Gulf Keystone can "satisfy all its obligations to both its contractors and creditors" after authorities in Kurdistan, where the company operates, committed to making monthly payments for crude exports from September, Chief Financial Officer Sami Zouari said in an e-mail. An EnQuest spokesman declined to com- ment. Slumping crude prices are diminishing the value of oil reserves and reducing borrowing power, even as pressure builds to find replacement fields.
Some earnings metrics are already breaching the lows of the 2008 financial crisis. The profit margin for the 108member MSCI World Energy Sector Index, which includes Exxon Mobil Corp. and Chevron Corp., is the lowest since at least 1995, the earliest for when data is available.
"There are several credits which simply won't be able to refinance and extend maturities and they may need to raise additional equity," said Eirik Rohmesmo, a credit analyst at Clarksons Platou Securities AS in Oslo. "The question is: would they be able to do that with debt at these levels?"
Some U.S. producers gained breathing space by leveraging their low-cost assets to raise funds earlier this year and repay debt, Goldman Sachs Group Inc. wrote in a Aug. 6 report. This helped companies shore up their capital and reduce debt-servicing costs. That may no longer be an option because energy companies have been the worst performers in the past year among 10 industry groups in the MSCI World Index.
Credit-rating downgrades are putting additional strain on the ability of oil companies to raise money cheaply. Standard & Poor's cut the rating of Eni SpA, Italy's biggest oil company, in April, while Moody's Investors Service downgraded Tullow Oil Plc's debt in March. Spokesmen for Eni and Tullow declined to comment.
The biggest companies, with global portfolios that span oil fields to refineries, will probably emerge largely intact from the slump, Norton Rose's Wood said. Smaller players, dependent on fewer assets, could have problems, she said.

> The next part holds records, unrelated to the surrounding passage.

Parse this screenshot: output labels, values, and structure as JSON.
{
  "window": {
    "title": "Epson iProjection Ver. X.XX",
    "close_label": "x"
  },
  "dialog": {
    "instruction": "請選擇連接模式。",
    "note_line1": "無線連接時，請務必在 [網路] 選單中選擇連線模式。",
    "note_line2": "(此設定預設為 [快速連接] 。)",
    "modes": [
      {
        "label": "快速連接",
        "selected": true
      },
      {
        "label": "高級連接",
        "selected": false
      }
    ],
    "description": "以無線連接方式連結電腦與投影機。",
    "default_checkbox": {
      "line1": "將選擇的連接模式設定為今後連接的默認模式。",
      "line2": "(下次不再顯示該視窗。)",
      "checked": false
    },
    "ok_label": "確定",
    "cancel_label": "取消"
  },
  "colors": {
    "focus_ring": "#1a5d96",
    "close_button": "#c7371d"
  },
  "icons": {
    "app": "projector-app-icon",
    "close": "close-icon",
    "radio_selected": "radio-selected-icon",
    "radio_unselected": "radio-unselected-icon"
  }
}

"Clearly, those companies with debt to pay will have one eye firmly on oil prices," said Christopher Haines, a senior oil and gas analyst at BMI in London. "With revenues collapsing and debt soon to mature, a growing number of companies may find themselves unable to meet repayment schedules."